Clinton Punts Defense Decision


Friday, September 1st 2000, 12:00 am
By: News On 6


WASHINGTON (AP) — President Clinton has decided to leave to his successor the tough decision on beginning deployment of a national defense against ballistic missile attack, two senior administration officials said.

The president planned to announce his decision in a speech Friday at Georgetown University.

Work on the project, known as national missile defense, will go forward with additional testing of a ``kill vehicle'' to destroy warheads in flight and development of other key components, including a new booster rocket.

Vice President Al Gore, the Democratic presidential nominee, has been as noncommittal as Clinton on whether there should be a national missile defense, saying he supported continued development work. Gore's Republican opponent, Texas Gov. George W. Bush, has said he would push hard for a missile defense even more robust than the one currently on the drawing board.

In the face of strong objections from Russia and reservations among many Democrats in Congress, Clinton chose not to authorize the Pentagon to award contracts to begin building a new high-powered radar in the Aleutian Islands, the officials said, speaking only on condition of anonymity.

The radar is an essential element of the missile defense system because it would track incoming warheads.

Awarding the contracts this fall would have allowed the radar construction to begin next spring — a timetable that, on paper at least, would have kept the missile defense project on track to completion by 2005.

By putting off the initial step, Clinton in effect has pushed back the 2005 target date by at least one year.

Other details of Clinton's decision were not immediately available, including whether the 2005 target date has been reset for 2006 or 2007.

Clinton had said he would consider four main factors in deciding whether to proceed with the deployment process now: technical feasibility, cost, the urgency of a missile threat against the United States and the impact on arms control.

In previous public comments on missile defense, Clinton had never given a clear signal of what course he would take. In a May 31 news conference he seemed to indicate that missile defense was justified by a growing threat, not from Russia or China but from so-called ``rogue states'' like North Korea.

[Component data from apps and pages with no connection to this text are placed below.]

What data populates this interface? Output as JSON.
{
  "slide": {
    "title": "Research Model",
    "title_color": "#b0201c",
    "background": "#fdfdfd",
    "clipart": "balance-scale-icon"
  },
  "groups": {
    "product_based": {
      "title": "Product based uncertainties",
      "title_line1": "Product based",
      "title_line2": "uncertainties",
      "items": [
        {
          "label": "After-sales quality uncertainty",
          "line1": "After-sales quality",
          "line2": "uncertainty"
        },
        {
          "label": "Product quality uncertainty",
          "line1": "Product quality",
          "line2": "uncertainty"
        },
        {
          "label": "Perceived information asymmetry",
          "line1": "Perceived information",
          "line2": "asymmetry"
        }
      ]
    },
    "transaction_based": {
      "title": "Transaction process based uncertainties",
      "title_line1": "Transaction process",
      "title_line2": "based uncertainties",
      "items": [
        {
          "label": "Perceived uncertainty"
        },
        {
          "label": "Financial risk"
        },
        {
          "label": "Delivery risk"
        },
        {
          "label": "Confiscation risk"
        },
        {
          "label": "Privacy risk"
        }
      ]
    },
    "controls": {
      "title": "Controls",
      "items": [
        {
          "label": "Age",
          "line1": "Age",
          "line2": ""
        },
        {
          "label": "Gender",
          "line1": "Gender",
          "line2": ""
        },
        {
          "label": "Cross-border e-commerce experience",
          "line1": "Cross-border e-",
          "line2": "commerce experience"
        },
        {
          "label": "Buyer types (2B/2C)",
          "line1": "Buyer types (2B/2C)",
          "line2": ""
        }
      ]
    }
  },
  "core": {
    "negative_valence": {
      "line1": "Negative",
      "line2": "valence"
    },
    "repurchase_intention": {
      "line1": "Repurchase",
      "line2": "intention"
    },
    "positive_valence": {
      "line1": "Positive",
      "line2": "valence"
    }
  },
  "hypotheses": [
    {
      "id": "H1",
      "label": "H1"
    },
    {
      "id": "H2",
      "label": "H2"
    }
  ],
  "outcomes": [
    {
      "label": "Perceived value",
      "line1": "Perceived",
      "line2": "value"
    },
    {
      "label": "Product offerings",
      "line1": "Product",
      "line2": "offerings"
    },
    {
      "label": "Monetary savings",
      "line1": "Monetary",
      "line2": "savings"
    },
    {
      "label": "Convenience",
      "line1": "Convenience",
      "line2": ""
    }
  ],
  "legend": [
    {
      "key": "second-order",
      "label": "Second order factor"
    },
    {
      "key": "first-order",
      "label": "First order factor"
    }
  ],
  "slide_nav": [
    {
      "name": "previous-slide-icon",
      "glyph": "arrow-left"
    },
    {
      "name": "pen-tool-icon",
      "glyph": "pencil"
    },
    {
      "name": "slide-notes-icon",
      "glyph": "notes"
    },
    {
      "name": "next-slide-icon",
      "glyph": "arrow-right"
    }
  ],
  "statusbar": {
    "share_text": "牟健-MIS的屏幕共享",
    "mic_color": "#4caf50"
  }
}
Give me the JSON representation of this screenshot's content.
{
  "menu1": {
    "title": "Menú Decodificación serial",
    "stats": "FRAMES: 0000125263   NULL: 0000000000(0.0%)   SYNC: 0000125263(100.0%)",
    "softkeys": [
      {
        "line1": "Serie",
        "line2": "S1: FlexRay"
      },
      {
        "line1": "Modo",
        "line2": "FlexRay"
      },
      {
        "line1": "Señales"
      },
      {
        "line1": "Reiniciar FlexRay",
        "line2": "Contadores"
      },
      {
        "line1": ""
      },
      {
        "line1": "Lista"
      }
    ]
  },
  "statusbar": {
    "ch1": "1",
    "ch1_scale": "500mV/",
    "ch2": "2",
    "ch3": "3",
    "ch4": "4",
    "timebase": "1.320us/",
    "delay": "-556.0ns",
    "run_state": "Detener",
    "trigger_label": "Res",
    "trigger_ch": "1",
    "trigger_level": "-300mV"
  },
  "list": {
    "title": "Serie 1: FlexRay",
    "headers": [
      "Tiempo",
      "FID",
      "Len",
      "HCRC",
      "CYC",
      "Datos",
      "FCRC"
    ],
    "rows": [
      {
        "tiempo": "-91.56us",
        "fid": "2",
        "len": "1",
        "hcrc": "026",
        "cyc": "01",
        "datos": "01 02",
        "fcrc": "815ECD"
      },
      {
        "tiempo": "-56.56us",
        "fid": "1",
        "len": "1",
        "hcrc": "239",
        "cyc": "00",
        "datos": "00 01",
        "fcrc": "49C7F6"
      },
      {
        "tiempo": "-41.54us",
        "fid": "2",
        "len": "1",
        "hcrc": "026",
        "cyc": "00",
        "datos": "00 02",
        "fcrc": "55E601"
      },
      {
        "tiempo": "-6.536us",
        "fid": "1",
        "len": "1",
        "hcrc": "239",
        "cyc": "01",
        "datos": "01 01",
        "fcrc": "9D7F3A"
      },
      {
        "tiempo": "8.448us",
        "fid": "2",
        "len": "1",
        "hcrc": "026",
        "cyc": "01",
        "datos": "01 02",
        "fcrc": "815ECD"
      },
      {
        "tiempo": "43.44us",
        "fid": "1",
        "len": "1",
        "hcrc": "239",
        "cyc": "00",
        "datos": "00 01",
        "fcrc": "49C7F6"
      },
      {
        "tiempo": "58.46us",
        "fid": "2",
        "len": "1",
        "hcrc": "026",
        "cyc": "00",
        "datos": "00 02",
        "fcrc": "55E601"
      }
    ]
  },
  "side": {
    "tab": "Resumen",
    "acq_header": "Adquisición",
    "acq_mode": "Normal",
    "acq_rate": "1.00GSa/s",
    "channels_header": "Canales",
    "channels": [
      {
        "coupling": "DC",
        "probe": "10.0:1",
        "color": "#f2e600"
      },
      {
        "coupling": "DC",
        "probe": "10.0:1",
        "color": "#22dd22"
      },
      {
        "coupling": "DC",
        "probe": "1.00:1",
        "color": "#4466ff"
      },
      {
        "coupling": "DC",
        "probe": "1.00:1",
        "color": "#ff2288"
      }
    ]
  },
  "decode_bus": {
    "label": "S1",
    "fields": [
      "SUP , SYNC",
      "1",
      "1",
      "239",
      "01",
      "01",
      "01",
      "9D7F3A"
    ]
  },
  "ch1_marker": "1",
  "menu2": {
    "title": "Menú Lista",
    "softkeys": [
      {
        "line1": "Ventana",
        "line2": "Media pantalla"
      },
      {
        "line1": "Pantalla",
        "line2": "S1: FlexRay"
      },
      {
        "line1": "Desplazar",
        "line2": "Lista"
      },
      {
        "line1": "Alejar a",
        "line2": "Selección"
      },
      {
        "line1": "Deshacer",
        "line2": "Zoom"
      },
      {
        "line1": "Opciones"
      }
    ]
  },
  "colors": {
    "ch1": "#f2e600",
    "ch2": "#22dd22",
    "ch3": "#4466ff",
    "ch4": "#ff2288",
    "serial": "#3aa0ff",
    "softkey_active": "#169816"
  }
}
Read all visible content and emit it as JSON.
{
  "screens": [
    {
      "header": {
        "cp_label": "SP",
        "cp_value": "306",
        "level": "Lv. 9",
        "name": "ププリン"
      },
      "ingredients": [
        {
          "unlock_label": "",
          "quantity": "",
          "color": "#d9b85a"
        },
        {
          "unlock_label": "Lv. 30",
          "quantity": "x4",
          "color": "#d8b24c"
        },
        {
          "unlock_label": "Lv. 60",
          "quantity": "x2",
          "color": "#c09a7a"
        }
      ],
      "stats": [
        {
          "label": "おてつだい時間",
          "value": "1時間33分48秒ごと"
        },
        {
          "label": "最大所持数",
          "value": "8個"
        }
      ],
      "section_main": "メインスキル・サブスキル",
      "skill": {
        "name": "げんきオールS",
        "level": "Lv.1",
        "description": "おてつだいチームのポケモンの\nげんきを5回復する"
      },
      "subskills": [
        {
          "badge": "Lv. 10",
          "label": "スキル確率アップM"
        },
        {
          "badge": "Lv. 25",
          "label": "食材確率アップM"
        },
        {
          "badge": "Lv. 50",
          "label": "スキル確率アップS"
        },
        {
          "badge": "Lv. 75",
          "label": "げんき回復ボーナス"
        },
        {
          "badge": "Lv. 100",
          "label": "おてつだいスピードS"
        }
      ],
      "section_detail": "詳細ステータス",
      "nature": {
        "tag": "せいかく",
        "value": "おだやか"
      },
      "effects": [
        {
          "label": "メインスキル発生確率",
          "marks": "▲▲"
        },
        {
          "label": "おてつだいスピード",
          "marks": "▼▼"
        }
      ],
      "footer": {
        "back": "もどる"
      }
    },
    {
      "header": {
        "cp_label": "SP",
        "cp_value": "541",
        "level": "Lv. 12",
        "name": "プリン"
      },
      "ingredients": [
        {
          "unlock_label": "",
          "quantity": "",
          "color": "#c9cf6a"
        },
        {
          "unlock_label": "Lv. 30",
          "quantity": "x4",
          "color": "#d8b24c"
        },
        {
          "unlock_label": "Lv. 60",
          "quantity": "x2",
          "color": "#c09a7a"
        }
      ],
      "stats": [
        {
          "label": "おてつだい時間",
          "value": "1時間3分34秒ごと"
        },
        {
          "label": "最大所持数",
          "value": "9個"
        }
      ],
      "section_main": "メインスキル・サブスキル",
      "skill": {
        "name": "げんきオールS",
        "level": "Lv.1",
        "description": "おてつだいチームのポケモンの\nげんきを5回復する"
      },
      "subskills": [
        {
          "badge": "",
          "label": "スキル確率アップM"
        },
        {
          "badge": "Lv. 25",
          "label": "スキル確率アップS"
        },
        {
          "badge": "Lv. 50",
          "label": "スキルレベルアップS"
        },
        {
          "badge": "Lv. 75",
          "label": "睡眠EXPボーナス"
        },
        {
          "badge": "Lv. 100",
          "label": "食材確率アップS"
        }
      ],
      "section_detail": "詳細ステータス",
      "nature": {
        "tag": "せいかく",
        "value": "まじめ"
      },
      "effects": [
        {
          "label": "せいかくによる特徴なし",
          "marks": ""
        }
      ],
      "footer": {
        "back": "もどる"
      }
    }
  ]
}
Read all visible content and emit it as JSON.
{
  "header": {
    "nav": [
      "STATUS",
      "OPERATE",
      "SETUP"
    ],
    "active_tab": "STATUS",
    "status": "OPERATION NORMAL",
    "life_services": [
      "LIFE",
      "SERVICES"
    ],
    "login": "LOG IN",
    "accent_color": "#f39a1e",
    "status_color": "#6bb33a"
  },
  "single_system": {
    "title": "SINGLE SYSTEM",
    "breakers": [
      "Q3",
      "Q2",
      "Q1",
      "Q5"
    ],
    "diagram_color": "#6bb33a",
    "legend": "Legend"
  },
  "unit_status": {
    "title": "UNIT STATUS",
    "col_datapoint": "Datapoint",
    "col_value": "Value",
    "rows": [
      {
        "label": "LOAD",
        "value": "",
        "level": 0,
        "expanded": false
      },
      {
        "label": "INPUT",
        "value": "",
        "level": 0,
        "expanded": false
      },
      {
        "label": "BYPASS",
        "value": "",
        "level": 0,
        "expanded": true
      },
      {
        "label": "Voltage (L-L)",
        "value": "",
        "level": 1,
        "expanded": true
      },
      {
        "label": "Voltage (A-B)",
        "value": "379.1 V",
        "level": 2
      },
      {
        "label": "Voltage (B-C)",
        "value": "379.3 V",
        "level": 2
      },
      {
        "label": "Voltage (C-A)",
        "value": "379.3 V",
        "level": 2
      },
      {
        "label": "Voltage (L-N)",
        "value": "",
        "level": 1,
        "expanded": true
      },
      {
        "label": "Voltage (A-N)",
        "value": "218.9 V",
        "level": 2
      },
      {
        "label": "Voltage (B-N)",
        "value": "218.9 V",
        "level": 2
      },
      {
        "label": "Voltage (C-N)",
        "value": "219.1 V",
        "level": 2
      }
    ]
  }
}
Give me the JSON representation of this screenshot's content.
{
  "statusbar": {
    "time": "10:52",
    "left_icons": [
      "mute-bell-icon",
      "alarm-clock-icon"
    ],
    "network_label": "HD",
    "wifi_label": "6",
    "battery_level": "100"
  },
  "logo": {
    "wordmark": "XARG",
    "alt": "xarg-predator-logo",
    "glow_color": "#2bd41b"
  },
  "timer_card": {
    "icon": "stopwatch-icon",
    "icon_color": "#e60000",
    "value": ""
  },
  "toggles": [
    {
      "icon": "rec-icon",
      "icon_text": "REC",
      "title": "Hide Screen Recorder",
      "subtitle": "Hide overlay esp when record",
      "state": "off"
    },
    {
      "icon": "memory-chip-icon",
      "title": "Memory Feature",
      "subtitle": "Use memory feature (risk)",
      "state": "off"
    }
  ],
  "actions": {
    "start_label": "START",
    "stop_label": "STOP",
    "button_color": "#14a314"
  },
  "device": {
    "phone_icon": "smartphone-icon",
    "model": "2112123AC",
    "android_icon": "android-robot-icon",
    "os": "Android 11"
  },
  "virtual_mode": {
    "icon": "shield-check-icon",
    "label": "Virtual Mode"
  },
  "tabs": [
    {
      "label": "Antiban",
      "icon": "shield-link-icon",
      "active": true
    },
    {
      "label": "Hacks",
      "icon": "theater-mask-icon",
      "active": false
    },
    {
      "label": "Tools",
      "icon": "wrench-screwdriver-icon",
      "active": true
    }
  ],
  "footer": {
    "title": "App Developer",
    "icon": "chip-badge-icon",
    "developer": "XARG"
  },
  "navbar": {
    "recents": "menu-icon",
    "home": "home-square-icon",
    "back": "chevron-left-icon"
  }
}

``Is there a threat which is new and different? The answer to that, it seems to me, is plainly, yes, there is, and there will be one.''

The proposed national missile defense, projected to cost about $60 billion, is designed to protect all 50 states against attack by a limited number of long-range ballistic missiles from North Korea or the Middle East. It is a scaled-down version of the global missile defense pursued during the Reagan administration that came to be known as Star Wars for its focus space-based lasers and other exotic weaponry.

In weighing his decision, Clinton faced conflicting pressures. Republicans in Congress have pushed hard for years for a national missile defense, and last year they gained passage of a law requiring the Pentagon to deploy such a system as soon as ``technologically feasible.'' The anti-missile testing program, however, has suffered numerous technological setbacks, including a failed flight test in July.

Clinton based his decision on recommendations from Defense Secretary William Cohen, who is perhaps the administration's strongest proponent of national missile defense, as well as Secretary of State Madeleine Albright and the president's national security adviser, Sandy Berger.

Cohen has not publicly discussed his recommendation, but he had indicated recently that he saw reason to consider whether going forward now might put undue pressure on Clinton's successor to affirm or reverse the decision.

Putting off the start of construction of the X-band radar on Shemya Island in the Aleutians gives the Clinton administration and its successor more time to negotiate a deal on the Anti-Ballistic Missile treaty. The 1972 treaty prohibits a national defense against ballistic missiles, and the administration has tried unsuccessfully to persuade Moscow to amend the treaty to allow a limited defensive system.